Work thumb

Views: 34

  • Title: Nature's Place as a Cultural Chameleon: The Case of Uluru (Ayers Rock)
  • Author(s): Richard Head
  • Publisher: Common Ground Research Networks
  • Collection: Common Ground Research Networks
  • Series: The Constructed Environment
  • Keywords: Nature, Space, Uluru, Indigenous, Tourism, Ayers Rock, Colonial/Post-Colonial
  • Year: 2019
  • ISBN (hbk): 978-1-86335-168-3
  • ISBN (pbk): 978-1-86335-169-0
  • ISBN (pdf): 978-1-86335-170-6
  • DOI: https://doi.org/10.18848/978-1-86335-170-6/CGP
  • Citation: Head, Richard . 2019. Nature's Place as a Cultural Chameleon: The Case of Uluru (Ayers Rock). Champaign, IL: Common Ground Research Networks. doi:10.18848/978-1-86335-170-6/CGP.
  • Extent: 312 pages

Abstract
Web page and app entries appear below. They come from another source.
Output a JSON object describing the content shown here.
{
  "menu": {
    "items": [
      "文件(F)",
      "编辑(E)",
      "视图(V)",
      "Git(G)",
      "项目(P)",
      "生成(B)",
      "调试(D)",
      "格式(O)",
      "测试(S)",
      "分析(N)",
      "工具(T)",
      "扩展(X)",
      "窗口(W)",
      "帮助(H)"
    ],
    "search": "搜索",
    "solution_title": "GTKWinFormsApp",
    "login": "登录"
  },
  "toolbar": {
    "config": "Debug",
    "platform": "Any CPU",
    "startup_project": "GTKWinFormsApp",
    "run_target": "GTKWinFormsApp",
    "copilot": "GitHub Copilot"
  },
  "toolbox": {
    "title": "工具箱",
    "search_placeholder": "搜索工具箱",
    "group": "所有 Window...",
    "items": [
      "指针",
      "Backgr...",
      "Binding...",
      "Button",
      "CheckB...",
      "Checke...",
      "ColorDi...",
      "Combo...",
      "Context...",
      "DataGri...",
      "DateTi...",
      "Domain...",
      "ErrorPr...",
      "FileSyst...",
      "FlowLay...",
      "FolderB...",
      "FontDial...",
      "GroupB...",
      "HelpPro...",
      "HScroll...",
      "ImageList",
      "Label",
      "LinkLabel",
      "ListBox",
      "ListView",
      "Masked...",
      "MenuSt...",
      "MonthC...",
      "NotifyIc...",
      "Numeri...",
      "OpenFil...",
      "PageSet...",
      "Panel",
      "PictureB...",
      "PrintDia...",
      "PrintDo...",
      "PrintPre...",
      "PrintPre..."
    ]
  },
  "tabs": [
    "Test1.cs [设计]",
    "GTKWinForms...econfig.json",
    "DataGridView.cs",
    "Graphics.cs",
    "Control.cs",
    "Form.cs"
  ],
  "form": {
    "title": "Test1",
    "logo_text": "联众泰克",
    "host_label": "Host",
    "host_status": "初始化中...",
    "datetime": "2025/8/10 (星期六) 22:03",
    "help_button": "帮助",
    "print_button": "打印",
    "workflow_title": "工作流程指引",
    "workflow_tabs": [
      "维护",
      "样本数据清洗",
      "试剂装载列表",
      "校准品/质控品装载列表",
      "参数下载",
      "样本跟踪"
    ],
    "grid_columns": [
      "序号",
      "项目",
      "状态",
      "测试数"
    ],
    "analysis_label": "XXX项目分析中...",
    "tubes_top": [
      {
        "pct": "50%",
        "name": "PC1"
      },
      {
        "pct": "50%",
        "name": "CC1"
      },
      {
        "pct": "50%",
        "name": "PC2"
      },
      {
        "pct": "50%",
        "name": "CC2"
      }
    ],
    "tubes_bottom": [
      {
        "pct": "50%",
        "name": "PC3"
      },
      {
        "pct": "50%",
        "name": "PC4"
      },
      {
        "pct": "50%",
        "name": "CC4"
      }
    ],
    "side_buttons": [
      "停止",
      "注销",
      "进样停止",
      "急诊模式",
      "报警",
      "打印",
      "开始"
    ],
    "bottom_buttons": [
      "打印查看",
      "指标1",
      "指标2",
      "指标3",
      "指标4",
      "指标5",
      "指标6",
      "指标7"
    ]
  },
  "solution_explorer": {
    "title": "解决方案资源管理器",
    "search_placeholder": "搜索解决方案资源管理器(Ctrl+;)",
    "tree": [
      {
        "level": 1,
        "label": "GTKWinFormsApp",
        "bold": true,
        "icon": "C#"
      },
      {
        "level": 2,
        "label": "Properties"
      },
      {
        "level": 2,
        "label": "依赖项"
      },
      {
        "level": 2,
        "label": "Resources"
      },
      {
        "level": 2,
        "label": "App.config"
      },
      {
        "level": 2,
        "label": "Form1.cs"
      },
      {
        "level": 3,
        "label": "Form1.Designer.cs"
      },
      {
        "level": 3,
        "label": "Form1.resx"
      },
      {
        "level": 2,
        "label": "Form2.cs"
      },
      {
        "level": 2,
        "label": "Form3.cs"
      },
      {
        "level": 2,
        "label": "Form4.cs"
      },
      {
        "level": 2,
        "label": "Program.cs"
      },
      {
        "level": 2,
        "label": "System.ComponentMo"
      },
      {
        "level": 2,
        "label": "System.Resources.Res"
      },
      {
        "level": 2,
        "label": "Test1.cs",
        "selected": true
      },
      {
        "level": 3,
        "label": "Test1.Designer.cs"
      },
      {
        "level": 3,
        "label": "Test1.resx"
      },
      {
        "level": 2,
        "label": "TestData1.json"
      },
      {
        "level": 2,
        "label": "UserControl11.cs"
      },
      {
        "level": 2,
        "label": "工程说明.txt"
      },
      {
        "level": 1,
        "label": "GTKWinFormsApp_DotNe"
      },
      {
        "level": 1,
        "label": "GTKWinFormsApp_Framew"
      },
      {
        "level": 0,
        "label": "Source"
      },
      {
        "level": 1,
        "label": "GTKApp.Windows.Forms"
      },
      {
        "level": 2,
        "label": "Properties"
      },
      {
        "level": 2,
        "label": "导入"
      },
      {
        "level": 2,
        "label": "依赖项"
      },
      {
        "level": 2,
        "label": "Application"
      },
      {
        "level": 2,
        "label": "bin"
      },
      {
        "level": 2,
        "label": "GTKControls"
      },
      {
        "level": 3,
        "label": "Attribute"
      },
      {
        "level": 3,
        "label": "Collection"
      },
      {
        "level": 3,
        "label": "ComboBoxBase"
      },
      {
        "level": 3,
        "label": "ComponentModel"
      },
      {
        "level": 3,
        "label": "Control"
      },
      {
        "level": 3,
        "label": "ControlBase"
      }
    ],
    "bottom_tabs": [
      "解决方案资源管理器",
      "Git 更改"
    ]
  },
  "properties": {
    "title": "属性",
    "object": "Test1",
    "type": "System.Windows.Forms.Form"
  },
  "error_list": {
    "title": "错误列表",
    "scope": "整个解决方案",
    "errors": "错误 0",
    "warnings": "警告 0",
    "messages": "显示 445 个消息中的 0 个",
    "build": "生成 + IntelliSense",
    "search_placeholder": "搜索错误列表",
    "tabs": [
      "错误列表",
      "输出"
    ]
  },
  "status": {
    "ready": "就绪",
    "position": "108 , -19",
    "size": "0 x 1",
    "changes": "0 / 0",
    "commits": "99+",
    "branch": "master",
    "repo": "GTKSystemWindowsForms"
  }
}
Uluru (Ayers Rock) is an extraordinary phenomenon—a distinctive and unique place of Nature, constructed from different layers of nature. The infrastructure layer is the Rock itself as imagined independently of cultural gaze, a place in and of itself created over timeless age through geological movement and weathering to what it is today (First-layered Nature). It is a ‘natural’ place so noticeable that one’s imagination is assaulted with images, resulting in multiple natural constructions influenced by cultural and societal background of diverse reactions to the ‘naturalness’ (Second-layered Nature). From the Indigenous Australian perspective for thousands of years up to contact with non-Aboriginal Australians, the Rock was a lived space and not just as a representational space, whereas non-Aboriginal Australians with their eye for capitalist advancement regard the Rock in terms of nature as commodity. The result of this capitalist ‘advancement’, has seen the non-Aboriginal Australian nature as commodity of the Rock translate it into a promoted place and space of natural tourist landscape (Third-layered Nature). From Uluru’s interlocking layers and the complexity of multicultural perceptions of the natures there, it is a focus of a contested place and space of worthwhile study. This is because the spatiality of its natures evolving over time mirrors the changing socio-cultural drivers of the wider society and beyond—a colonial/postcolonial melting pot of change, real and imagined, within a remote location far removed from the everyday, showing that even remote nature cannot evade the socio-cultural world’s life processes, creating a cultural chameleon of nature.